Women have always played an integral role in the agricultural landscape in Bangladesh. Despite their contributions, women are often not recognised for their efforts as farmers, and rarely have control over their harvests - largely due to patriarchal norms.
The LEAD project has had significant positive results by using a modified M4P approach. Findings show more than a 400% increase in both maize yield per hectare and weekly egg production, and a 107% increase in number of birds per farmer’s flock by the end of the project. Maize farmers’ median income increased 400% from USD 54 to USD 269.
Albrecht Dürer’s masterful woodcut, ’Four Horsemen of the Apocalypse’ is drawn from the Book of Revelation, the last book of the Bible’s New Testament. In it, the horsemen ride on red, black, white and pale horses, symbolising war, famine, conquest and death.
Not often does one come across a girl who is interested in chasing a career in agriculture. Paradoxically, research shows that more than 60 per cent of women worldwide are responsible for putting food on the table. In that case, why aren’t more people, notably young women taking up a profession in agriculture?
While many developing countries have made breakthroughs in the agricultural sector, chronic hunger remains our biggest challenge. Today about 805 million people suffer from chronic hunger globally, and around 65 per cent of them exist in Asia and the pacific. We know that the global population is expected to increase to nearly 9 billion by 2050. To meet the growing food demand we need to increase agricultural production by 60 per cent globally. In the newly formed SDGs, agriculture is a crosscutting theme.
Over the past 50 years, agricultural research has improved crop yields, particularly of staples like cereals and tubers. But this breeding has placed too little emphasis on nutrition, leaving the poorest, who often can only afford these staples, consuming too few essential nutrients like iron, zinc and vitamin A.
How can we quickly boost farmer incomes so they have a chance to lift theLike 80 percent of Tanzanians, she earns a living from agriculture. The smile on Khabitu’s face suggests she’s doing well. She works as a model farmer, demonstrating good techniques to her neighbors at her small vegetable farm, which she tends with her husband Said, in Iringu, central Tanzania.mselves out of poverty?

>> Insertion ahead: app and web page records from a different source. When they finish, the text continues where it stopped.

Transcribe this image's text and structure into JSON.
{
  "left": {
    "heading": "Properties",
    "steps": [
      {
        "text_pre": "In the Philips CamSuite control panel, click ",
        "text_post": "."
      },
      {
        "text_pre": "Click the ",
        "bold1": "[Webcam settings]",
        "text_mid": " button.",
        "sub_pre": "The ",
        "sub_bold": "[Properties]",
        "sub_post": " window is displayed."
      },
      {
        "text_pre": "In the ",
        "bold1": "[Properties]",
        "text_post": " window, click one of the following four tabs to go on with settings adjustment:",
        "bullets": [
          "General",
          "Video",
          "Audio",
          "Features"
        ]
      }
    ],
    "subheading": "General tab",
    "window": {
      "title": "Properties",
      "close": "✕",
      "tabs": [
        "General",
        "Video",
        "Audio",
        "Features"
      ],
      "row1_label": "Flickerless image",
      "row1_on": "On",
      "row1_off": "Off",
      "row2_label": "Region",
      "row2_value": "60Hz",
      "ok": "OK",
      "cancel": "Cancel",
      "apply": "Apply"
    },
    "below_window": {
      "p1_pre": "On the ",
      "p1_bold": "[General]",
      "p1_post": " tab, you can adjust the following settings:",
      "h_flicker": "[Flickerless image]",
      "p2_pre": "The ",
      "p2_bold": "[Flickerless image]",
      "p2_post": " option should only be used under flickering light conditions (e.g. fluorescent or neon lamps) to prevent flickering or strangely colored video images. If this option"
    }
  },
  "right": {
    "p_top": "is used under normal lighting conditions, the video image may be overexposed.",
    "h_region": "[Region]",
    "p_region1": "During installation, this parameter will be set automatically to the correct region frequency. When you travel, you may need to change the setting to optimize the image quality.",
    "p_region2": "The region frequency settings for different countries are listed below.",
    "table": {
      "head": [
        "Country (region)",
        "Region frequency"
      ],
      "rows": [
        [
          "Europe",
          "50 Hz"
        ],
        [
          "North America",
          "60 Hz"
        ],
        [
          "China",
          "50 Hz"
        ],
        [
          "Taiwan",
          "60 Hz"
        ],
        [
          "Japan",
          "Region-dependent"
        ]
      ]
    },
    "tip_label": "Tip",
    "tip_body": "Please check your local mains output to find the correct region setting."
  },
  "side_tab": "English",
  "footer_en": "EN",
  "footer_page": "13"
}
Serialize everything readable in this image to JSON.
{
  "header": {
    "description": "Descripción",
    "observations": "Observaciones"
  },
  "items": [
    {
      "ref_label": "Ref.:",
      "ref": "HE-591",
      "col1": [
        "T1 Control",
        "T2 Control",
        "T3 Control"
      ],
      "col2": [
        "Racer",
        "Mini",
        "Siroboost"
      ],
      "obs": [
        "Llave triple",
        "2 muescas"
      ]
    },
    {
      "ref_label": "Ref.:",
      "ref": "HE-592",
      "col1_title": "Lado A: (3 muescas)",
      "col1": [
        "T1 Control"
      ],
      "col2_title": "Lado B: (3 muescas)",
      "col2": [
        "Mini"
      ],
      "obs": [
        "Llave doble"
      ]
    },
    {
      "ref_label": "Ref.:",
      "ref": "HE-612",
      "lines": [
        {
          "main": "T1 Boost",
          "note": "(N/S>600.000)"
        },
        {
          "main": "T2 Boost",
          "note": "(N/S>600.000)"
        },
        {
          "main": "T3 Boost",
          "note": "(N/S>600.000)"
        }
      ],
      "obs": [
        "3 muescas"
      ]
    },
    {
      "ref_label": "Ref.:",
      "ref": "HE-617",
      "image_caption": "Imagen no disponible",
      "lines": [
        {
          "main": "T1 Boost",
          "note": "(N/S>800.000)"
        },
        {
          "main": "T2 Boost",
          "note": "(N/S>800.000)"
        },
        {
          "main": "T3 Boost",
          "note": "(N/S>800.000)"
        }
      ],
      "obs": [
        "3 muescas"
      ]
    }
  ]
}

Newspaper headlines have become something we do not look forward to anymore. It reads mostly on the lines of corruption, crime, tragedies and conflicts. Some of us are frustrated and have stopped reading the papers. Good news is somewhat hard to find it seems. Or maybe we just miss out on it because we don’t really read through. So when there is a series of positive news being reported it is bound to catch the eye. It speaks of all the good work that is being done all around us. In recent times, one such continuous stream of positive news I have read is about farmers with photographs of them smiling with their healthy crops. This is indeed good news for Bangladesh. In an industry as labour intensive as the agriculture sector of our country, it means that the conditions are improving for a large number of people. The news is about the lives of Jamir, Rafiq, Hossain, Rashida and many more. These are the stories of BRAC’s agriculture and food security programme which has gained coverage in The Daily Star, The Daily Sun, The Janakantha, Naya Diganta after its success in the fields of maize and sunflower.